▶ About this task
Count the lines below that include the word "Activities" and write that number alone.

━━ Data shown

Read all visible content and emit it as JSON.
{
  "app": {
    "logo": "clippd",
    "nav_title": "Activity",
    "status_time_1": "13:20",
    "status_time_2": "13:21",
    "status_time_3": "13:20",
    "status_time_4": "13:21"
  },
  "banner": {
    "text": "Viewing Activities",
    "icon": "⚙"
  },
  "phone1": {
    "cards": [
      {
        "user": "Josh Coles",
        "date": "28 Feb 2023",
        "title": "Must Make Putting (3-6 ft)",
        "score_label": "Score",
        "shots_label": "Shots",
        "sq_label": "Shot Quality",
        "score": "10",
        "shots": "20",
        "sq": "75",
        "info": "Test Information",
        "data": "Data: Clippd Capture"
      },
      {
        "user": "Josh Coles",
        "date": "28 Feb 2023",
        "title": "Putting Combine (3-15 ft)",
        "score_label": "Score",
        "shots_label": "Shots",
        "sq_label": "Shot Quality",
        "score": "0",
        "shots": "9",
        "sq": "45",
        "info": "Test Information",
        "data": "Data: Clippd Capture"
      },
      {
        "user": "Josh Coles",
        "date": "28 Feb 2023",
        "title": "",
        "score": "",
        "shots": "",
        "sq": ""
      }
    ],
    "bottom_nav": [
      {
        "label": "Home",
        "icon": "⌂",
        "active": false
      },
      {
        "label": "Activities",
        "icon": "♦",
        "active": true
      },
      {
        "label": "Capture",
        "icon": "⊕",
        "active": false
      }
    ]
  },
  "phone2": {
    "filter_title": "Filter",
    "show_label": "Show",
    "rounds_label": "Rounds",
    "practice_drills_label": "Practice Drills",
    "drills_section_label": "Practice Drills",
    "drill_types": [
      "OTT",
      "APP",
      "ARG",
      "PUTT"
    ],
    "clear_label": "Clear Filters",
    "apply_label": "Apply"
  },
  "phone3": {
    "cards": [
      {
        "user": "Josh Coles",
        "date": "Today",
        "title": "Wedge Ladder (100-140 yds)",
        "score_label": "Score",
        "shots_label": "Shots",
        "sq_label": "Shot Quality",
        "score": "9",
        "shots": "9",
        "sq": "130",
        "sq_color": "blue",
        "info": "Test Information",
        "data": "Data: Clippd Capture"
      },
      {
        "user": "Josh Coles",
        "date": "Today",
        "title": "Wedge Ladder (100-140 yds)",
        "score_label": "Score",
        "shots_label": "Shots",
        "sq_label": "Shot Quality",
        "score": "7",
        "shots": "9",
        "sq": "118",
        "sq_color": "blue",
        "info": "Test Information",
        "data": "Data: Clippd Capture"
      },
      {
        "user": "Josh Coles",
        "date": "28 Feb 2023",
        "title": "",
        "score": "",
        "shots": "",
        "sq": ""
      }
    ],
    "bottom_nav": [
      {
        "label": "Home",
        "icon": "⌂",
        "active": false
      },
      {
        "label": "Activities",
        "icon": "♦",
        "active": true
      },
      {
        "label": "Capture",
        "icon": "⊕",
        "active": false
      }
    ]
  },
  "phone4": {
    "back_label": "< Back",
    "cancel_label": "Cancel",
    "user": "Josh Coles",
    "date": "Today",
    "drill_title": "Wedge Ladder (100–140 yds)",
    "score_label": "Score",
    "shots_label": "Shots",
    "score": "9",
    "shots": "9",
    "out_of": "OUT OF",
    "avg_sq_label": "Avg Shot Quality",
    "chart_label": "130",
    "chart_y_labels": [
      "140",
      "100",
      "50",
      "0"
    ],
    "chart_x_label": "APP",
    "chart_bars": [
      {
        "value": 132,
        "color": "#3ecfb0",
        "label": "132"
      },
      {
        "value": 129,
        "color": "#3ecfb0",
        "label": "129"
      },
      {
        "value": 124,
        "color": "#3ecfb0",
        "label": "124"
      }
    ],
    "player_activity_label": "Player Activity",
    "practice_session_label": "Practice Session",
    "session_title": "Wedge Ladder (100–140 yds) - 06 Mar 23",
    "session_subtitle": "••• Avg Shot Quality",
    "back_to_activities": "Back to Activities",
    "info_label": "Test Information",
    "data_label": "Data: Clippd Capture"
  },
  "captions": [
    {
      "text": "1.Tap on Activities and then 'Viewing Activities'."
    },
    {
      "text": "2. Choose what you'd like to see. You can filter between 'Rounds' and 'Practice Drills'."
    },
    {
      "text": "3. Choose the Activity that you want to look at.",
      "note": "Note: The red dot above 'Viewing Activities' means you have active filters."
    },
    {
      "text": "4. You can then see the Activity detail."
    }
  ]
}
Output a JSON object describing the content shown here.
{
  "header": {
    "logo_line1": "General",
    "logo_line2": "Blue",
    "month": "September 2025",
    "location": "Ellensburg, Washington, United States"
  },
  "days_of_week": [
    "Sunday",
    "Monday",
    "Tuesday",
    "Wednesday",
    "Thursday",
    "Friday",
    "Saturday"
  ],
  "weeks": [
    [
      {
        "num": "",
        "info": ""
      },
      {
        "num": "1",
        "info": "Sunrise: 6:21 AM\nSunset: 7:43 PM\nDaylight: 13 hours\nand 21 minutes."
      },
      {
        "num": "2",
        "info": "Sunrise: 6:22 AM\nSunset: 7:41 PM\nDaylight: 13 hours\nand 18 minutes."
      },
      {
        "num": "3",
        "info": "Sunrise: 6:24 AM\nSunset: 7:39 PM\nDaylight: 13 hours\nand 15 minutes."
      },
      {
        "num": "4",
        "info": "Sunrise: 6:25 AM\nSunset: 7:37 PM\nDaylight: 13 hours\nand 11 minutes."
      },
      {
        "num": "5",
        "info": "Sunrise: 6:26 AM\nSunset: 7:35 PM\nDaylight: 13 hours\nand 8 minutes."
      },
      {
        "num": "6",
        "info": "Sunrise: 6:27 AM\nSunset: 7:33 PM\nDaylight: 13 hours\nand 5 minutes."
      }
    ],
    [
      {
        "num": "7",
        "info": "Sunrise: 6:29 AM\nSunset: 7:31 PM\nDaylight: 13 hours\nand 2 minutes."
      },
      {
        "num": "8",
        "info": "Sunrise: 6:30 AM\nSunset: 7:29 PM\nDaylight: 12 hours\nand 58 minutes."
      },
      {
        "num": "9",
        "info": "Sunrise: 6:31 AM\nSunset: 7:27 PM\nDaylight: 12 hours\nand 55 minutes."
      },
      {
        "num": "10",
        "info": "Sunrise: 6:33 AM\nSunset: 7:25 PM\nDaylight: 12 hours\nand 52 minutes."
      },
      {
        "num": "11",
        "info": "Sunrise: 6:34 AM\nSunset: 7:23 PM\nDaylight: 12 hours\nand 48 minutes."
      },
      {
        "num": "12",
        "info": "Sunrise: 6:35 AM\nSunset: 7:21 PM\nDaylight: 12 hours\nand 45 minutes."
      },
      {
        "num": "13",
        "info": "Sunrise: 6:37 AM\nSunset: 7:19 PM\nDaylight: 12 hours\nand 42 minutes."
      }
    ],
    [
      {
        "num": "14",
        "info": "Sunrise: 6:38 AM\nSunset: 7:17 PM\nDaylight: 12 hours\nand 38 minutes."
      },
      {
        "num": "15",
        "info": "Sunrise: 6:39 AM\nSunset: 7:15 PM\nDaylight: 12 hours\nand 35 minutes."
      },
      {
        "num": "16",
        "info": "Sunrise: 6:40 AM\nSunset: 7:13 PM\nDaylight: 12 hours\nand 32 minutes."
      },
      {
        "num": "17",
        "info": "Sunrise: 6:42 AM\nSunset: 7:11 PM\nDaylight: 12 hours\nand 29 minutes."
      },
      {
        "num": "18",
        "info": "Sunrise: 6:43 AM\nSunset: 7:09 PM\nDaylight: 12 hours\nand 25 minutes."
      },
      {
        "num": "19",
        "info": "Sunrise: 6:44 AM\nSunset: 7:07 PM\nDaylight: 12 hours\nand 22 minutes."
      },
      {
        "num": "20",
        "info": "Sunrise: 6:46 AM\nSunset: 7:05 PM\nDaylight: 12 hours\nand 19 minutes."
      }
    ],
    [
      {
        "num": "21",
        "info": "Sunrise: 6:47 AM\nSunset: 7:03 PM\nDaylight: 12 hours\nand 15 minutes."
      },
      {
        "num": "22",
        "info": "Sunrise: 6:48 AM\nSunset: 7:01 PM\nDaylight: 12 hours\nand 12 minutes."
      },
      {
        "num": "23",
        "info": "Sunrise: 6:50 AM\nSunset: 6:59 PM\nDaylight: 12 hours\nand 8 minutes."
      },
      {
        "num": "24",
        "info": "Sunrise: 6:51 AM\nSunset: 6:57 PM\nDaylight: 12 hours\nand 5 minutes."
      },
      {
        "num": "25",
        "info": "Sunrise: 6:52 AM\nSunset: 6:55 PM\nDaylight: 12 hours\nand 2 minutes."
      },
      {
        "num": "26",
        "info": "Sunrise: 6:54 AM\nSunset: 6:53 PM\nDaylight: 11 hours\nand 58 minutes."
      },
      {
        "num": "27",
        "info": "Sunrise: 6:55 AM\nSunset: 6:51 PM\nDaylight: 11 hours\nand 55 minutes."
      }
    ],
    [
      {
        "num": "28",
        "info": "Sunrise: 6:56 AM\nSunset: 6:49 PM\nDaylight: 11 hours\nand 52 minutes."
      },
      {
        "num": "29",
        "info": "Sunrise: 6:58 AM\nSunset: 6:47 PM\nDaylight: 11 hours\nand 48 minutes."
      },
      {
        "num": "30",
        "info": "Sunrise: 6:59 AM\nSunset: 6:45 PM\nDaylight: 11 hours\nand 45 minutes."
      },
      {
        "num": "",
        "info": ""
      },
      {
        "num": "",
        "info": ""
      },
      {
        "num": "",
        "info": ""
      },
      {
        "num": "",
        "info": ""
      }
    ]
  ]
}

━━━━

▶ Answer for the task
6